Note. A PAR story is a story where you outline a problem, an action, and a resolution. To create one of these stories, look back at your experiences and identify a place where you faced a problem or a challenge. What action did you take to rectify the problem or create a solution? How did the problem get resolved? What benefits came from your work on the issue?
All of these things will help you feel more comfortable and ready when the actual interview starts, which will in turn allow you to put your best foot forward during the interview.
Second—learn about the company. When you know absolutely nothing about a company, it absolutely shows (trust me). The interviewer will be impressed if you have some sort of knowledge about the company and what the company’s goals are. By learning about the company, you are showing the interviewer that you care, this can also help you avoid any curveball questions about things you would improve about the company if you worked there. Spend some time figuring out what you like and don’t like about the company. Having genuine answers will help you be more yourself, which leads us into the third point.

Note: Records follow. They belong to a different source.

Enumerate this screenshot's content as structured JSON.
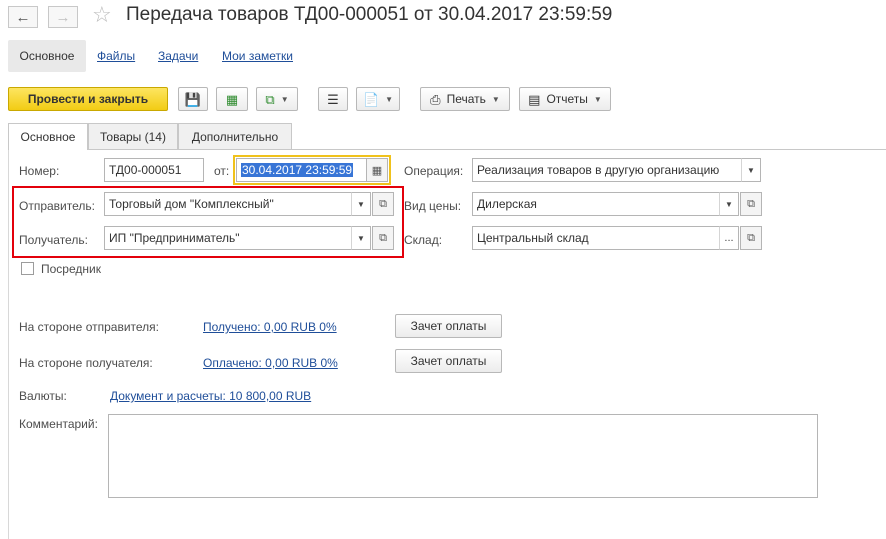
{
  "window": {
    "title": "Передача товаров ТД00-000051 от 30.04.2017 23:59:59"
  },
  "sections": [
    {
      "label": "Основное",
      "active": true
    },
    {
      "label": "Файлы"
    },
    {
      "label": "Задачи"
    },
    {
      "label": "Мои заметки"
    }
  ],
  "toolbar": {
    "post_close": "Провести и закрыть",
    "print": "Печать",
    "reports": "Отчеты",
    "icons": [
      "save-icon",
      "post-icon",
      "create-based-icon",
      "list-icon",
      "attach-icon",
      "printer-icon",
      "reports-icon"
    ]
  },
  "tabs": [
    {
      "label": "Основное",
      "active": true
    },
    {
      "label": "Товары (14)"
    },
    {
      "label": "Дополнительно"
    }
  ],
  "form": {
    "number_label": "Номер:",
    "number_value": "ТД00-000051",
    "date_label": "от:",
    "date_value": "30.04.2017 23:59:59",
    "operation_label": "Операция:",
    "operation_value": "Реализация товаров в другую организацию",
    "sender_label": "Отправитель:",
    "sender_value": "Торговый дом \"Комплексный\"",
    "price_type_label": "Вид цены:",
    "price_type_value": "Дилерская",
    "receiver_label": "Получатель:",
    "receiver_value": "ИП \"Предприниматель\"",
    "warehouse_label": "Склад:",
    "warehouse_value": "Центральный склад",
    "intermediary_label": "Посредник",
    "sender_side_label": "На стороне отправителя:",
    "sender_side_link": "Получено: 0,00 RUB  0%",
    "receiver_side_label": "На стороне получателя:",
    "receiver_side_link": "Оплачено: 0,00 RUB  0%",
    "offset_button": "Зачет оплаты",
    "currency_label": "Валюты:",
    "currency_link": "Документ и расчеты: 10 800,00 RUB",
    "comment_label": "Комментарий:",
    "ellipsis": "..."
  },
  "colors": {
    "primary_button": "#f2cc14",
    "link": "#1f4e99",
    "highlight_border": "#e3000b",
    "focus_border": "#f0c21c",
    "selection": "#3875d6"
  }
}
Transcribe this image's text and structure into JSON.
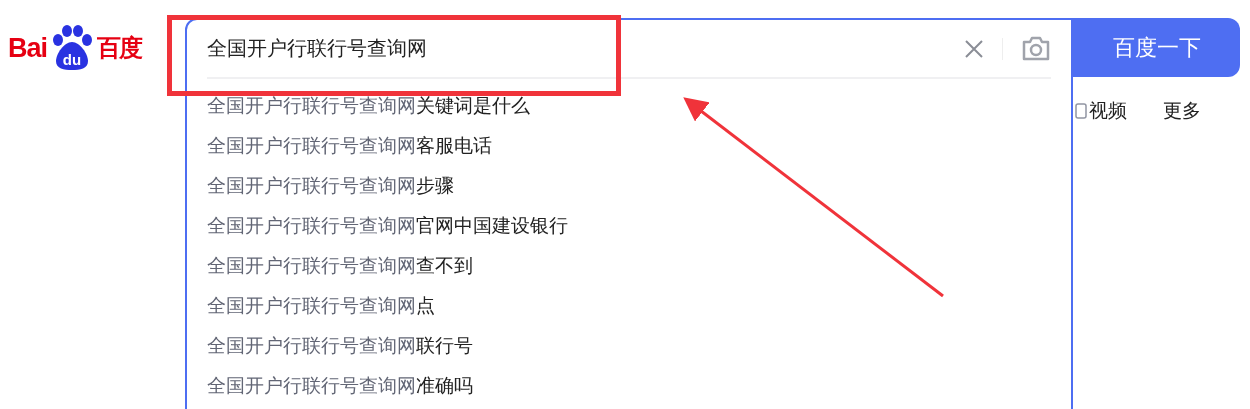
{
  "logo": {
    "left": "Bai",
    "paw": "du",
    "right": "百度"
  },
  "search": {
    "value": "全国开户行联行号查询网"
  },
  "search_button": {
    "label": "百度一下"
  },
  "suggestions": [
    {
      "prefix": "全国开户行联行号查询网",
      "suffix": "关键词是什么"
    },
    {
      "prefix": "全国开户行联行号查询网",
      "suffix": "客服电话"
    },
    {
      "prefix": "全国开户行联行号查询网",
      "suffix": "步骤"
    },
    {
      "prefix": "全国开户行联行号查询网",
      "suffix": "官网中国建设银行"
    },
    {
      "prefix": "全国开户行联行号查询网",
      "suffix": "查不到"
    },
    {
      "prefix": "全国开户行联行号查询网",
      "suffix": "点"
    },
    {
      "prefix": "全国开户行联行号查询网",
      "suffix": "联行号"
    },
    {
      "prefix": "全国开户行联行号查询网",
      "suffix": "准确吗"
    }
  ],
  "tabs": [
    {
      "label": "视频",
      "kind": "icon"
    },
    {
      "label": "更多",
      "kind": "plain"
    }
  ]
}
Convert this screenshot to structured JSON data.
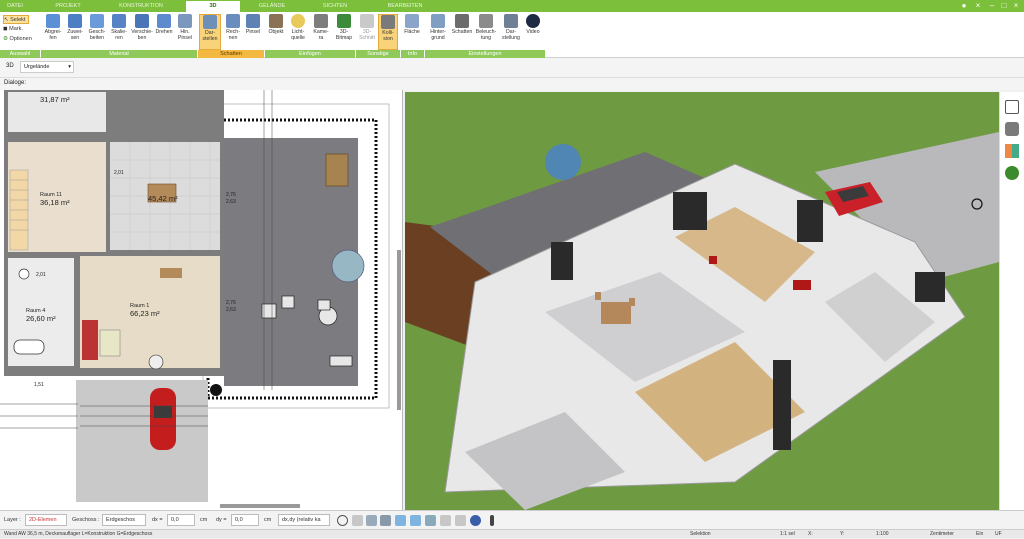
{
  "tabs": [
    "DATEI",
    "PROJEKT",
    "KONSTRUKTION",
    "3D",
    "GELÄNDE",
    "SICHTEN",
    "BEARBEITEN"
  ],
  "active_tab": "3D",
  "ribbon": {
    "select_label": "Selekt",
    "mark_label": "Mark.",
    "options_label": "Optionen",
    "buttons": [
      {
        "label": "Abgrei-\nfen"
      },
      {
        "label": "Zuwei-\nsen"
      },
      {
        "label": "Gesch-\nbeiten"
      },
      {
        "label": "Skalie-\nren"
      },
      {
        "label": "Verschie-\nben"
      },
      {
        "label": "Drehen"
      },
      {
        "label": "Hin.\nPinsel"
      },
      {
        "label": "Dar-\nstellen"
      },
      {
        "label": "Rech-\nnen"
      },
      {
        "label": "Pinsel"
      },
      {
        "label": "Objekt"
      },
      {
        "label": "Licht-\nquelle"
      },
      {
        "label": "Kame-\nra"
      },
      {
        "label": "3D-\nBitmap"
      },
      {
        "label": "3D-\nSchnitt"
      },
      {
        "label": "Kolli-\nsion"
      },
      {
        "label": "Fläche"
      },
      {
        "label": "Hinter-\ngrund"
      },
      {
        "label": "Schatten"
      },
      {
        "label": "Beleuch-\ntung"
      },
      {
        "label": "Dar-\nstellung"
      },
      {
        "label": "Video"
      }
    ],
    "groups": [
      "Auswahl",
      "Material",
      "Schatten",
      "Einfügen",
      "Sonstige",
      "Info",
      "Einstellungen"
    ]
  },
  "toolbar2": {
    "mode": "3D",
    "terrain": "Urgelände"
  },
  "dialog_label": "Dialoge:",
  "plan": {
    "rooms": [
      {
        "name": "",
        "area": "31,87 m²"
      },
      {
        "name": "Raum 11",
        "area": "36,18 m²"
      },
      {
        "name": "",
        "area": "45,42 m²"
      },
      {
        "name": "Raum 1",
        "area": "66,23 m²"
      },
      {
        "name": "Raum 4",
        "area": "26,60 m²"
      }
    ],
    "dims": [
      "2,01",
      "2,76\n2,63",
      "2,76\n2,63",
      "2,01",
      "1,51"
    ]
  },
  "bottom": {
    "layer_label": "Layer :",
    "layer_value": "2D-Elemen",
    "floor_label": "Geschoss :",
    "floor_value": "Erdgeschos",
    "dx_label": "dx =",
    "dx_value": "0,0",
    "dx_unit": "cm",
    "dy_label": "dy =",
    "dy_value": "0,0",
    "dy_unit": "cm",
    "mode_value": "dx,dy (relativ kа"
  },
  "status": {
    "message": "Wand AW 36,5 m, Deckenauflager L=Konstruktion G=Erdgeschoss",
    "selection": "Selektion",
    "sel_count": "1:1 sel",
    "x": "X:",
    "y": "Y:",
    "scale": "1:100",
    "unit": "Zentimeter",
    "ein": "Ein",
    "uf": "UF"
  },
  "colors": {
    "accent": "#7cbf3a",
    "highlight": "#f3b840",
    "grass": "#5f8a3a"
  }
}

Third—be yourself. When you are interviewing, it is often so tempting to put on a front, trying to present yourself in a certain way. This can be good, to an extent. Make sure you are showing your best self, but don’t take it so far as to try to be something you’re not. Allow your quirks to show through. This is especially important because if you get hired, you don’t want everyone to be surprised when they have to re-meet the actual you on your first day of work.
When you are done with the interview, leave the interview knowing you did your very best. Leave everything from the interview, the stress, the nerves, and any other emotions behind when you leave. You did your best! That’s what matters. Remember that even if you don’t get hired, you did get more experience and learned about what you can do better in your next interview.
Interviewing doesn’t have to be bad. You can make each of your interviews an experience to learn and an experience to grow. Don’t sell yourself short, sell yourself well. You’re going to do great!
Written by Annie Petersen.